Brexit: four scenarios for the automotive industry


Under Article 50 of the Treaty on European Union, the UK’s two-year negotiation period with the EU, will come to an end on 29 March 2019 at 23:00 (UK time) unless extended. At that point the UK will withdraw from the EU. The impact on the automotive industry will depend on the outcome of the UK’s negotiations with the EU.

The UK Government’s White Paper of February 2017 first outlined its aim to forge a new strategic partnership with the EU, including a free trade agreement (“FTA”) and a mutually beneficial new customs agreement.  Its most recent White Paper maintains this position.  However, Michel Barnier has already ruled out key aspects of UK government plans and, until negotiations are complete, the automotive sector must also be prepared for a range of negotiated outcomes and/or for no agreement on withdrawal to be reached.
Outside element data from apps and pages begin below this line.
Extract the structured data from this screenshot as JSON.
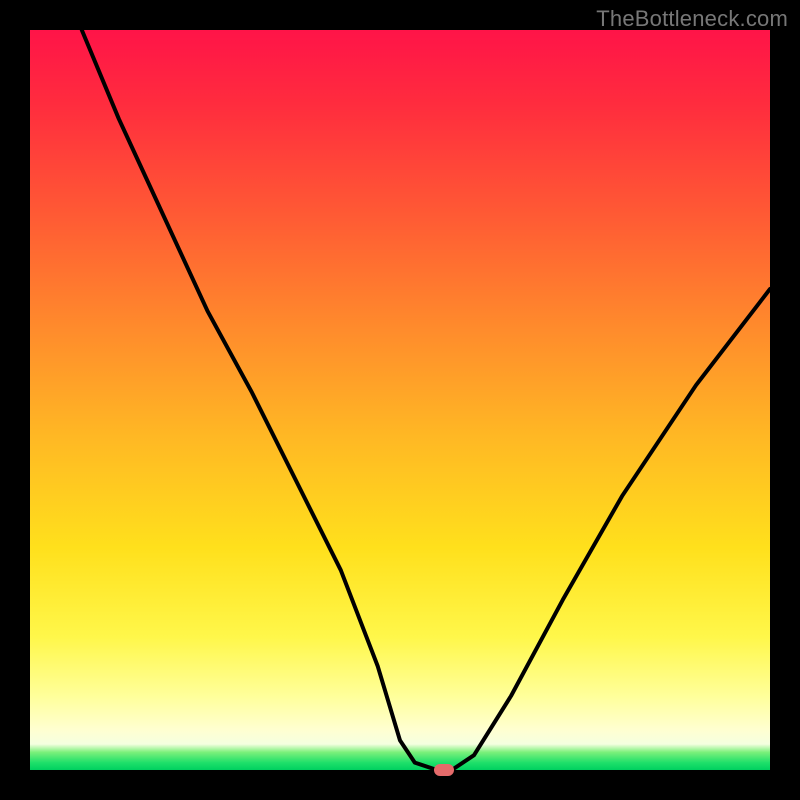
{
  "attribution": "TheBottleneck.com",
  "chart_data": {
    "type": "line",
    "title": "",
    "xlabel": "",
    "ylabel": "",
    "xlim": [
      0,
      100
    ],
    "ylim": [
      0,
      100
    ],
    "grid": false,
    "legend": false,
    "series": [
      {
        "name": "curve",
        "x": [
          7,
          12,
          18,
          24,
          30,
          36,
          42,
          47,
          50,
          52,
          55,
          57,
          60,
          65,
          72,
          80,
          90,
          100
        ],
        "values": [
          100,
          88,
          75,
          62,
          51,
          39,
          27,
          14,
          4,
          1,
          0,
          0,
          2,
          10,
          23,
          37,
          52,
          65
        ]
      }
    ],
    "marker": {
      "x": 56,
      "y": 0,
      "color": "#e46a6a"
    },
    "background_gradient": {
      "top": "#ff1448",
      "mid": "#ffd820",
      "bottom": "#00d060"
    }
  }
}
For its part, the European Union wants to achieve as close a partnership as possible with the UK in the future. At the same time, it maintains that the four freedoms are “indivisible” and that there can be no “cherry picking” with respect to the rule books governing sectoral participation in the single market. It describes its objective as a ”balanced, ambitious and wide-ranging FTA”.

Given the political volatility, this edition of Automotive Regulatory Updates provides an overview of four possible scenarios for post-Brexit trade, their likelihood and their potential impact on the automotive industry: (i) no deal, (ii) a customs union (the “Turkish model”), (iii) single market membership (the “Norwegian model”) and (iv) the UK’s proposals.

Learn more in this edition of the Automotive Regulatory Updates.